Wilsons find Bartow's generosity heartwarming
by Marie Nesmith
Dec 13, 2012 | 1644 views | 0 0 comments | 10 10 recommendations | email to a friend | print
With their holiday offerings in full swing, Lts. Lee and Michelle Wilson are reflecting on their first 10 months leading The Salvation Army’s Cartersville Corps.

“We love the city, love the county,” Lee Wilson said. “It’s been great getting to know the friends of the Army that are here in the area and just to see the generosity of the community as a whole in their willingness to care for those in need.”

Along with forming relationships with the Bartow community, one of the Wilsons’ highlights has been reopening the nonprofit’s Family Store at a new location in June. Now located at 14 Felton Place, near the nonprofit’s main office, the offering was temporarily halted in January due to financial restructuring. To help meet the needs of the store’s shoppers, Michelle Wilson is encouraging the community to donate items, ranging from clothing to kitchen supplies.

“We’ve just been extremely blessed getting to know the community of Bartow,” Michelle Wilson said. “One of the things that we’ve discovered is a community that truly cares about others and gives of themselves through their time, whether it’s volunteering on the kettles or giving financially to support The Salvation Army and just embracing the mission to meet the needs of others that The Salvation Army has. ... The store has been open for just over six months now. Word is continuing to get out every day that we are open over near the administrative offices on Felton Place. ... But with the increased customers that we’ve been seeing particularly during the month of November — the supply and demand for the donations that we have coming in — we’re running critically low on donations.

“Everything that has come in in the store back there has been processed and is either on the floor or will be going on the floor within a days time of when it comes in. As we gear up for the end of the year donations, people that may be cleaning out for tax purposes or what have you, we just want the community to know that we’re ready and willing to accept their donations because every pot and pan or clothing item, or whatever it is, that comes in in the back of the store and is processed and goes out to the floor, the proceeds that come in from that go straight back into helping the fellow Bartow citizens that are in need, not throughout the Christmas season but throughout the year.”

Funds garnered through the Family Store assist the nonprofit’s services, such as its character building programs, disaster relief efforts and social services offering. In 2011, the Cartersville office provided social services — food and financial assistance with utility bills, medications and rent — to 3,055 individuals.

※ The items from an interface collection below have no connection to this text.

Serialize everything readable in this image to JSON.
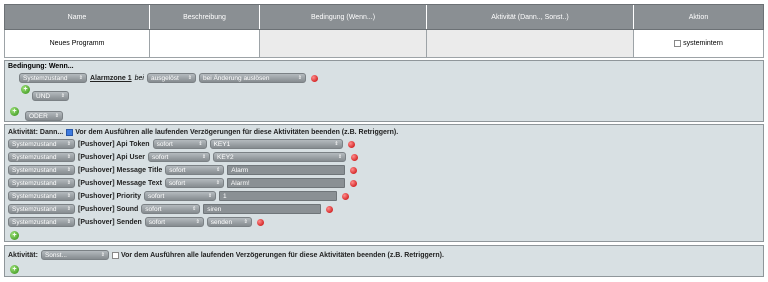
{
  "header": {
    "name": "Name",
    "desc": "Beschreibung",
    "cond": "Bedingung (Wenn...)",
    "act": "Aktivität (Dann.., Sonst..)",
    "action": "Aktion"
  },
  "program": {
    "name": "Neues Programm",
    "systemintern": "systemintern"
  },
  "condition": {
    "title": "Bedingung: Wenn...",
    "sys": "Systemzustand",
    "device": "Alarmzone 1",
    "bei": "bei",
    "state": "ausgelöst",
    "trigger": "bei Änderung auslösen",
    "und": "UND",
    "oder": "ODER"
  },
  "activity": {
    "title": "Aktivität: Dann...",
    "checkbox_text": "Vor dem Ausführen alle laufenden Verzögerungen für diese Aktivitäten beenden (z.B. Retriggern).",
    "rows": [
      {
        "sys": "Systemzustand",
        "label": "[Pushover] Api Token",
        "timing": "sofort",
        "value": "KEY1",
        "kind": "sel"
      },
      {
        "sys": "Systemzustand",
        "label": "[Pushover] Api User",
        "timing": "sofort",
        "value": "KEY2",
        "kind": "sel"
      },
      {
        "sys": "Systemzustand",
        "label": "[Pushover] Message Title",
        "timing": "sofort",
        "value": "Alarm",
        "kind": "txt"
      },
      {
        "sys": "Systemzustand",
        "label": "[Pushover] Message Text",
        "timing": "sofort",
        "value": "Alarm!",
        "kind": "txt"
      },
      {
        "sys": "Systemzustand",
        "label": "[Pushover] Priority",
        "timing": "sofort",
        "value": "1",
        "kind": "txt"
      },
      {
        "sys": "Systemzustand",
        "label": "[Pushover] Sound",
        "timing": "sofort",
        "value": "siren",
        "kind": "txt"
      },
      {
        "sys": "Systemzustand",
        "label": "[Pushover] Senden",
        "timing": "sofort",
        "value": "senden",
        "kind": "sel"
      }
    ]
  },
  "else": {
    "title": "Aktivität:",
    "sonst": "Sonst...",
    "checkbox_text": "Vor dem Ausführen alle laufenden Verzögerungen für diese Aktivitäten beenden (z.B. Retriggern)."
  },
  "icons": {
    "add": "add-icon",
    "delete": "delete-icon",
    "dropdown": "chevron-down-icon"
  }
}
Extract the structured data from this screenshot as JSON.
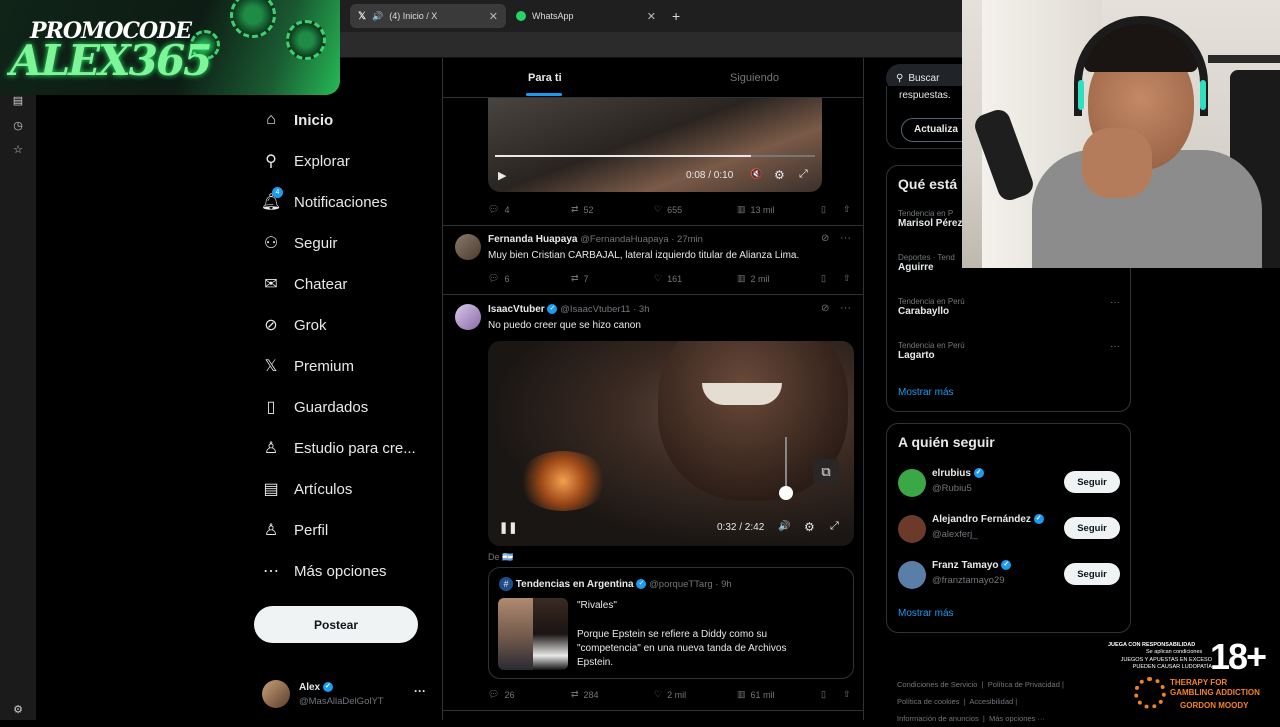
{
  "browser": {
    "tabs": [
      {
        "label": "(4) Inicio / X",
        "icon": "x-logo-icon",
        "active": true
      },
      {
        "label": "WhatsApp",
        "icon": "whatsapp-icon",
        "active": false
      }
    ],
    "new_tab": "+"
  },
  "promo": {
    "line1": "PROMOCODE",
    "line2": "ALEX365"
  },
  "nav": {
    "items": [
      {
        "label": "Inicio",
        "icon": "home-icon",
        "bold": true
      },
      {
        "label": "Explorar",
        "icon": "search-icon"
      },
      {
        "label": "Notificaciones",
        "icon": "bell-icon",
        "badge": "4"
      },
      {
        "label": "Seguir",
        "icon": "add-user-icon"
      },
      {
        "label": "Chatear",
        "icon": "mail-icon"
      },
      {
        "label": "Grok",
        "icon": "grok-icon"
      },
      {
        "label": "Premium",
        "icon": "x-logo-icon"
      },
      {
        "label": "Guardados",
        "icon": "bookmark-icon"
      },
      {
        "label": "Estudio para cre...",
        "icon": "studio-icon"
      },
      {
        "label": "Artículos",
        "icon": "article-icon"
      },
      {
        "label": "Perfil",
        "icon": "person-icon"
      },
      {
        "label": "Más opciones",
        "icon": "more-circle-icon"
      }
    ],
    "post_button": "Postear",
    "account": {
      "name": "Alex",
      "handle": "@MasAllaDelGolYT",
      "more": "···"
    }
  },
  "feed": {
    "tabs": [
      "Para ti",
      "Siguiendo"
    ],
    "tweets": [
      {
        "video": {
          "time": "0:08 / 0:10",
          "progress": 0.8
        },
        "stats": {
          "replies": "4",
          "retweets": "52",
          "likes": "655",
          "views": "13 mil"
        }
      },
      {
        "name": "Fernanda Huapaya",
        "handle": "@FernandaHuapaya · 27min",
        "text": "Muy bien Cristian CARBAJAL, lateral izquierdo titular de Alianza Lima.",
        "stats": {
          "replies": "6",
          "retweets": "7",
          "likes": "161",
          "views": "2 mil"
        }
      },
      {
        "name": "IsaacVtuber",
        "handle": "@IsaacVtuber11 · 3h",
        "text": "No puedo creer que se hizo canon",
        "video": {
          "time": "0:32 / 2:42",
          "progress": 0.2
        },
        "from_label": "De",
        "quote": {
          "name": "Tendencias en Argentina",
          "handle": "@porqueTTarg · 9h",
          "title": "\"Rivales\"",
          "body": "Porque Epstein se refiere a Diddy como su \"competencia\" en una nueva tanda de Archivos Epstein."
        },
        "stats": {
          "replies": "26",
          "retweets": "284",
          "likes": "2 mil",
          "views": "61 mil"
        }
      }
    ]
  },
  "right": {
    "search_placeholder": "Buscar",
    "premium_snippet": "respuestas.",
    "update_button": "Actualiza",
    "trends_title": "Qué está",
    "trends": [
      {
        "category": "Tendencia en P",
        "name": "Marisol Pérez"
      },
      {
        "category": "Deportes · Tend",
        "name": "Aguirre"
      },
      {
        "category": "Tendencia en Perú",
        "name": "Carabayllo"
      },
      {
        "category": "Tendencia en Perú",
        "name": "Lagarto"
      }
    ],
    "show_more": "Mostrar más",
    "who_to_follow_title": "A quién seguir",
    "follow": [
      {
        "name": "elrubius",
        "handle": "@Rubiu5",
        "button": "Seguir",
        "color": "#3aa845"
      },
      {
        "name": "Alejandro Fernández",
        "handle": "@alexferj_",
        "button": "Seguir",
        "color": "#6b3a2a"
      },
      {
        "name": "Franz Tamayo",
        "handle": "@franztamayo29",
        "button": "Seguir",
        "color": "#5a7ea8"
      }
    ],
    "show_more_2": "Mostrar más",
    "footer": [
      "Condiciones de Servicio",
      "Política de Privacidad",
      "Política de cookies",
      "Accesibilidad",
      "Información de anuncios",
      "Más opciones ···"
    ]
  },
  "overlay": {
    "play_responsibly": "JUEGA CON RESPONSABILIDAD",
    "conditions": "Se aplican condiciones",
    "warning": "JUEGOS Y APUESTAS EN EXCESO PUEDEN CAUSAR LUDOPATÍA",
    "age": "18+",
    "therapy": "THERAPY FOR GAMBLING ADDICTION",
    "gordon": "GORDON MOODY"
  },
  "colors": {
    "accent": "#1d9bf0",
    "bg": "#000000",
    "border": "#2f3336",
    "promo_green": "#7ff59a"
  }
}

Currently, each month, the Cartersville Corps is providing a total of about $6,500 to between 500 and 550 individuals through its social services program. The nonprofit’s food pantry serves about 100 people a week.

“We are receiving more and more requests [for assistance],” Michelle Wilson said. “We’re pleased that we have been able to step up our social services program in the past year and provide more services to the community. But even still, the need is bigger than the funding we have available. We receive on average about 40 phone calls a day at our office for assistance from folks who either need food assistance or prescription assistance or utility assistance and, of course, those phone calls, depending on what the need is, adds up very quickly.

“And the appointments that we have available fill up very, very quickly and, of course, the hardest thing to do is to listen to their story and listen to someone who’s coming to you for the first time and have to say, ‘I’m sorry all our available appointments for the month have been filled.’ That’s the hardest thing to have to say to somebody who’s at rock bottom and has finally made the choice to call and ask for help.”

Along with the Family Store’s proceeds, The Salvation Army’s Red Kettle donations also will help fund its social services program. Through Dec. 24, bell ringers will man Red Kettle stations each Monday through Saturday, 10 a.m. to 8 p.m., outside various Cartersville locations, including Belk, Kmart, Kroger, Wal-Mart, Hobby Lobby, Big Lots and Ingles Markets on Joe Frank Harris Parkway and West Avenue.

This year, the nonprofit hopes to match last year’s Red Kettle total of $40,000. If successful, the campaign’s proceeds will account for about 20 percent of the local Salvation Army’s operating budget, which also includes providing Christmas gifts to nearly 1,000 children.

“So far the kettles are doing very well this season, compared to last year,” Lee Wilson said. “But we still haven’t reached our goal and we’ve got a little bit of ways to get there to do that. Due to the increased need that we’re seeing, we hope to break what we did last year. Every dollar counts. Every dollar above the goal would be added resources to help those in need.”

For more information about the local Salvation Army, contact the Cartersville Corps at 770-387-9955.